A toddler gets locked inside a car with the key inside. Frantic onlookers try to indicate to him by gestures what he should do to unlock the door, so that they did not have to do something extreme like breaking a window which might have hurt the child with the shattered glass.
I know that it used to be the case that police and car mechanics carried with them a thin metal strip that they could insert down the door window and pull a lever to release the lock. But it may be that newer cars with their better security systems have closed that option. Even two decades ago, I was with a friend who had locked her car with the key inside. The police and the mechanics who were called could not get it unlocked using the metal strip because they said it was a Mercedes and thus had a more secure system. Like most things, such features have likely migrated down to the lower end of cars.
I always carry a spare key. Car owners are given three keys, two regular and one valet key. I always keep one car key by itself on a separate ring that is the one I use and a duplicate on a different ring with my other keys, so I always have a spare. I started doing this after a friend of mine was robbed in a parking lot by someone who demanded his car keys. Since it was on the same ring as all his other keys, he lost the lot and as a result had to change his house locks as well, which was a real pain.
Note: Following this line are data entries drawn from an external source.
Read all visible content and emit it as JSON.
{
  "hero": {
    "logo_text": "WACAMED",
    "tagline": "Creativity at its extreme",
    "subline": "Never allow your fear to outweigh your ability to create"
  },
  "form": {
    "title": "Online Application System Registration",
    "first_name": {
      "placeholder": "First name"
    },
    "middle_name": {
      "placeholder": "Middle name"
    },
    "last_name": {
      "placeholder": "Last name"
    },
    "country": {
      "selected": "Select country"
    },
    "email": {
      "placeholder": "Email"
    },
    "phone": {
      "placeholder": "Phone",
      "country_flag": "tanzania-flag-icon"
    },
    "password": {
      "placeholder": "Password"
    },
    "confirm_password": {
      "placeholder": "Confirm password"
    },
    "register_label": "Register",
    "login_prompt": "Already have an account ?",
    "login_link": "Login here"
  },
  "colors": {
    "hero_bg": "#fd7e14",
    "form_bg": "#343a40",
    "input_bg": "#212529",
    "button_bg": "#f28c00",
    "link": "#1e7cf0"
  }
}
Now if I should get mugged by someone who wants my car, I will lose only that.